Recently Julian Clary spoke out in favour of marriage equality, likening it to the struggle for women’s suffrage one hundred years ago. In doing so he has made the vital link that these are both matters of civil and human rights and freedoms, not of religious opinions. The same link was made last week in America when the National Association for the Advancement of Colored People voted overwhelmingly to support marriage equality,1 describing it as
one of the key civil rights struggles of our time.2
The NAACP states
When people ask why the NAACP stands firmly for marriage equality, we say that we have always stood against laws which demean, dehumanize, or discriminate against any person in this great country. That is our legacy. For over 103 years we have stood against such laws, and while the nature of the struggle may change, our bedrock commitment to equality of all people under the law never will.”3
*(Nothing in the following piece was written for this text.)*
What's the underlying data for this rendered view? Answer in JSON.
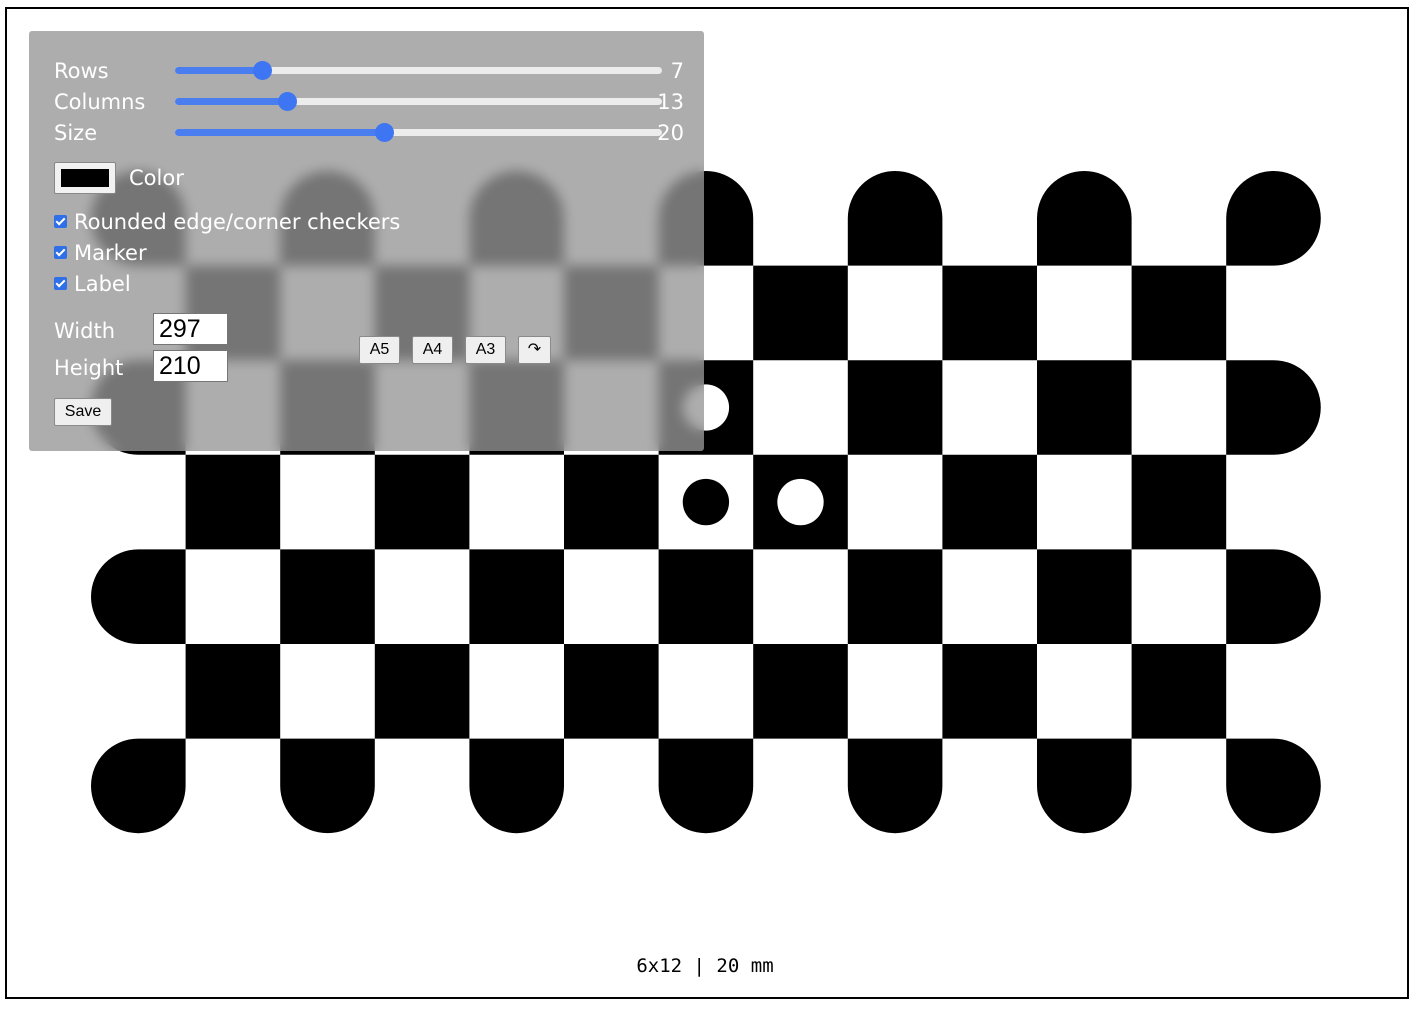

In re-framing marriage equality in this way the debate has been moved into its proper context – not one of vilification of the religious views of anyone, LGBT or otherwise, but rather into the sphere of civil and human rights and freedoms.
It is significant to see the same sorts of arguments surface against marriage equality as were commonly used by those who, one hundred years ago, opposed the rights of women to vote.
It is ‘against nature’, it ‘breaks God’s laws and social order’, it is ‘dangerous and will lead to disaster’ – all of these objections were validated by Biblical ‘proof texts’ to show that they were ‘right’ and that women should never be given the vote. Thankfully they did not succeed. Neither will those who oppose marriage equality based on prejudice and ignorance, supported by Biblical ‘proof texts’. Victor Hugo is credited with saying ‘you can resist an invading army but you cannot resist an idea whose time has come’. The time has come for marriage equality.
1 Text of the Resolution passed on 19 May 2012. ” The NAACP Constitution affirmatively states our objective to ensure the “political, educational, social and economic equality” of all people. Therefore, the NAACP has opposed and will continue to oppose any national, state, local policy or legislative initiative that seeks to codify discrimination or hatred into the law or to remove the Constitutional rights of LGBT citizens. We support marriage equality consistent with equal protection under the law provided under the Fourteenth Amendment of the United States Constitution. Further, we strongly affirm the religious freedoms of all people as protected by the First Amendment.” http://www.naacp.org/press/entry/naacp-passes-resolution-in-support-of-marriage-equalit
2 Benjamin Todd Jealous, President and CEO of the NAACP
May 21, 2012 http://www.naacp.org/press/entry/remarks-from-naacp-press-conference-on-resolution-supporting-marriage-equal
3 Roslyn M. Brock, Chairman of the NAACP Board of Directors
May 21, 2012. http://www.naacp.org/press/entry/remarks-from-naacp-press-conference-on-resolution-supporting-marriage-equal